What’s particularly startling is that women earn the majority of college degrees and take up more than half of the workforce, but there still remains a low number of female CEOs. While there has been an increase in the number of women taking on top executive positions over the past decade, few actually have roles that involve bottom-line decisions.
So the big question is – why aren’t there more women CEOs? The Wall Street Journal conducted a study of executives at top companies to determine exactly that. Vanessa Fuhrmans of the Wall Street Journal expounds upon the results in her article.
Early Professional Trade-Offs
The study found that women tend to be typecast into specific roles early in their career. The most common fields women are brought into include Human Resources, Administration, or Legal. While these are important roles for every company, they rarely lead to a path of eventually being in charge of the company.
Line roles – those which involve high profit and loss decisions – are typically given to male employees who are just starting out professionally, which sets the stage for a path to leadership. The study also indicated that male employees receive advice on how to achieve high-ranking roles significantly more often than women do. Essentially, men are being promoted into important, game-changing positions early in their career at a much higher rate than women at the same professional level, with the support of their superiors.
An age-old problem that still affects women in the workplace is the notion that women lower their professional aspirations due to an intrinsic desire to have a family. As a result, some companies second-guess whether to promote a large number of female employees in high-ranking positions due to the assumption that women don’t want to have a demanding work schedule.

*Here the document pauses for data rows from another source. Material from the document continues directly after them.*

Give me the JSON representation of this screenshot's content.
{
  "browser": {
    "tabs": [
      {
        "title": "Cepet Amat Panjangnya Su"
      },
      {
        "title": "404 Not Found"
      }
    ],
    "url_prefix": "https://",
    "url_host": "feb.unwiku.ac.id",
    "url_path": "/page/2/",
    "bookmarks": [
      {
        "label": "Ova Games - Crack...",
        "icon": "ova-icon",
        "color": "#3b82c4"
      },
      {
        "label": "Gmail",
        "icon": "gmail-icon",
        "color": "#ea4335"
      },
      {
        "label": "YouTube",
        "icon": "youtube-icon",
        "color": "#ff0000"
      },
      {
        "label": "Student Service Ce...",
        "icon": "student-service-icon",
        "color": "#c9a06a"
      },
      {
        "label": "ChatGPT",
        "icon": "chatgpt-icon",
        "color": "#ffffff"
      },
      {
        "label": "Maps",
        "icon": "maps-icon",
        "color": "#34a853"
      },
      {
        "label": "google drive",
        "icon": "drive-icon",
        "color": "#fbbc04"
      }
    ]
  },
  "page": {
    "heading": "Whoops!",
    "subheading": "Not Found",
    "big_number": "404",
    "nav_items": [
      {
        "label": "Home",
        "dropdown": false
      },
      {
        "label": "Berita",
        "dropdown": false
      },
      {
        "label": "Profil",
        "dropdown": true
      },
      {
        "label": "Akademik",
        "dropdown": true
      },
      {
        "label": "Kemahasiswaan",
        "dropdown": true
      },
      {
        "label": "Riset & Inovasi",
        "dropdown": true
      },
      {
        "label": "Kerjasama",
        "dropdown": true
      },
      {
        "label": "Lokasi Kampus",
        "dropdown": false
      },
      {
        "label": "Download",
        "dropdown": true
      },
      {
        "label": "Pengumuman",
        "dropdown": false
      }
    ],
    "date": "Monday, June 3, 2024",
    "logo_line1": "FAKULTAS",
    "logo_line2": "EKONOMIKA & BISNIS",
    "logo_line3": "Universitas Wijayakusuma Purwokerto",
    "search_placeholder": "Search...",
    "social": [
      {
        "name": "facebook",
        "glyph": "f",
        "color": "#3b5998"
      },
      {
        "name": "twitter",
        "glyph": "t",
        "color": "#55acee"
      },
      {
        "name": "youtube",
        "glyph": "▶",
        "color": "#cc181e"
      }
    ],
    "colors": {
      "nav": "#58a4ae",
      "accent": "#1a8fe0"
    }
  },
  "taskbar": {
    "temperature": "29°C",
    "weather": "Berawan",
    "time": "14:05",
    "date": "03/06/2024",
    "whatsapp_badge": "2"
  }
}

While the data shows that women do face more of a time-crunch in leadership positions than men, it is primarily due to the fact that women tend to be in relationships at a higher rate than men in the same positions. As a result, some companies inevitably foster an environment that cannot support a healthy work-life balance for the majority of high-ranking professional women, resulting in less females rising in the ranks to top-level roles. Companies need to take more action to combat negative attitudes in the workplace and cultivate more high-potential women.
Entrenched Attitudes About Women
Unfortunately, there are still many harmful biases against women that permeate the workplace. And currently, the role of CEO is male-dominated. At some companies, it’s difficult to imagine a woman as CEO simply because it is so uncommon. As a result, highly-qualified, extremely capable female employees are often overlooked for CEO positions.
More women need to be put into the pipeline that leads to high-status positions, such as CEO. And this can only happen when companies make a dedicated effort to squashing the unconscious biases that exist in every professional environment.
* * *You can read more about Where Are All the Women CEOs at the Wall Street Journal.